What is your creative process like?
I have always felt that the creative process should be fun and carefree, so I try not to overthink my craft projects or art. My most viral projects tend to be ones that only took me 15 mins or less. I like the idea of easy, uncomplicated art that can be done in a single sitting.
What do you hope people take away from your work?
I hope when people look at my crafts or art it just makes them smile!
What are some of the challenges you’ve faced as an artist?
When my videos on social media go viral, I get a lot of angry comments from people who have negative things to say about my art.
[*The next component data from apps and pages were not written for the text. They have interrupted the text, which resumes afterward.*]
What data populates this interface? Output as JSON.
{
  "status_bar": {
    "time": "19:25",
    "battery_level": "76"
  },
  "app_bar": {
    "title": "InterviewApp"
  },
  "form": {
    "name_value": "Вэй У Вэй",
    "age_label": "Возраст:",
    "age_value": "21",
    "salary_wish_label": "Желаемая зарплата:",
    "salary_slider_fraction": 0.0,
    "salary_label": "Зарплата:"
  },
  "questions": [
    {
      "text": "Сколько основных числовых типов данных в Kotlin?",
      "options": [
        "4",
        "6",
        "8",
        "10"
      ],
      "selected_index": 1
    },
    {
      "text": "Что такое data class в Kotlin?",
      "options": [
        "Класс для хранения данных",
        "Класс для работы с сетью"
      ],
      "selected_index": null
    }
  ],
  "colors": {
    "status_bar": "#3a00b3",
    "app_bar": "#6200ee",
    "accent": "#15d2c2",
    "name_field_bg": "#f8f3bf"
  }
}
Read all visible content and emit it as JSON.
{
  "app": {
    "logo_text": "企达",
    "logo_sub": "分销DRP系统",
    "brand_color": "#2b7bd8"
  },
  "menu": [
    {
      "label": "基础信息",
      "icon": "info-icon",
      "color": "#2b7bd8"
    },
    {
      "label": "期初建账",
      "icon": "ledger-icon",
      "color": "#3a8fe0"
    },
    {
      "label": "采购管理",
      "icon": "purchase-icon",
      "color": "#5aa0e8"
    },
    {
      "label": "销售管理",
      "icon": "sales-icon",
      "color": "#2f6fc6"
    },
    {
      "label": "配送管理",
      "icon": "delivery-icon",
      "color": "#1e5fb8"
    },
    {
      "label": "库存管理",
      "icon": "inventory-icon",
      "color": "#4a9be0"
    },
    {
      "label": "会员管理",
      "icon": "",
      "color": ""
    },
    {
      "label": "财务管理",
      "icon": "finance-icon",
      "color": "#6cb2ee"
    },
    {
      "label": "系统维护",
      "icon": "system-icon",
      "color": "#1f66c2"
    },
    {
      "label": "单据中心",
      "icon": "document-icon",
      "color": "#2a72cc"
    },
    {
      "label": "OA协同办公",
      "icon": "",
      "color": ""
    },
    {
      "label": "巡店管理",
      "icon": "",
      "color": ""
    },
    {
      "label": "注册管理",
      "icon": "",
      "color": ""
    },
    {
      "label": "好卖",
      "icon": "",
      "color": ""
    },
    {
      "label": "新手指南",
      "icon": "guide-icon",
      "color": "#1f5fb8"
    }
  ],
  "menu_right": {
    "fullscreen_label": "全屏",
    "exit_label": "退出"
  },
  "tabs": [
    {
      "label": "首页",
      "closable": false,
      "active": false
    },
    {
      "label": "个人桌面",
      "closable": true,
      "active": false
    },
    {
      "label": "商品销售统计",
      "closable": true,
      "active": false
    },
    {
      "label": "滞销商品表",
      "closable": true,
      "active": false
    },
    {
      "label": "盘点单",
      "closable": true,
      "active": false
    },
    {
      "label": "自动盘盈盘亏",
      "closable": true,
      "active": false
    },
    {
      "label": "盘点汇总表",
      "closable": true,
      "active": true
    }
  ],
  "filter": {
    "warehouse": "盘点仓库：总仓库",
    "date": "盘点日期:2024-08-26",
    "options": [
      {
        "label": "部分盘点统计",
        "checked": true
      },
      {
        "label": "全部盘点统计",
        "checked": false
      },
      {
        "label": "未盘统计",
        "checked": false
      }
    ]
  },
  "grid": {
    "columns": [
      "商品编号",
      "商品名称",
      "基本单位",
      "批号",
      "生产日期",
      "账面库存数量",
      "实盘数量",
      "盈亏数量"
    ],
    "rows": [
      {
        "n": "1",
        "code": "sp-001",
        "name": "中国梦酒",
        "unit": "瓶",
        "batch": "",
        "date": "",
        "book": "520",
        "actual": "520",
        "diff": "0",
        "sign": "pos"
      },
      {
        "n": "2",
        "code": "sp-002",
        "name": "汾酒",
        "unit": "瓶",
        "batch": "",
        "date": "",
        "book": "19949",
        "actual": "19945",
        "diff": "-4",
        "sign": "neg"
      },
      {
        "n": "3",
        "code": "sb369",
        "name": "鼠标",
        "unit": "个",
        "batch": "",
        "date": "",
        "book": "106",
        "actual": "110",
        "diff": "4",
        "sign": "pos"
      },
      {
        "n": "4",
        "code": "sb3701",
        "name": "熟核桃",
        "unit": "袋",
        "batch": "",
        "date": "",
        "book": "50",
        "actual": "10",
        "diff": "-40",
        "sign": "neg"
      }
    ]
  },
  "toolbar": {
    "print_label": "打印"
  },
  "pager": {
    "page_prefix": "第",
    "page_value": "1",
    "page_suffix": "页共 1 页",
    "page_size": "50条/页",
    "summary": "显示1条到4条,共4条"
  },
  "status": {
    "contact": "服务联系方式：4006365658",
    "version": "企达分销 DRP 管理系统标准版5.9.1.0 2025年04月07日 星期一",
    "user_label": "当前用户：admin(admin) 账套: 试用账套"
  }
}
They don’t realize that I’m not trying to create something complicated but rather I’m showing how anyone can create fun, colorful art.
Also as a creator and artist I definitely go through periods of artists block. It usually comes right after a period of heightened creation. Along with the block often comes the fear that I may never have another great idea. While it’s not completely rational, it can be a bit debilitating. When this happens I usually try to step away from my art for a bit and focus on being more present and taking care of my soul with exercise, meditation, reading and other healthy habits. When I focus on these other areas it allows the fear to dissipate and opens my mind up for the creative ideas to reappear.
What advice would you give to aspiring artists?
Don’t compare yourself to others. Just focus on enjoying the process and what you create. You never know whom you may be inspiring.
Where can people find your work?
What is one thing people might not know about you?
I happen to be very good at old-school video games like Pac-Man, Frogger, Galaga, etc. And if you challenge me in ping-pong, be prepared for my competitive side to come out. `
What is your favorite quote or mantra to live by?
Art doesn’t have to be complicated to be beautiful.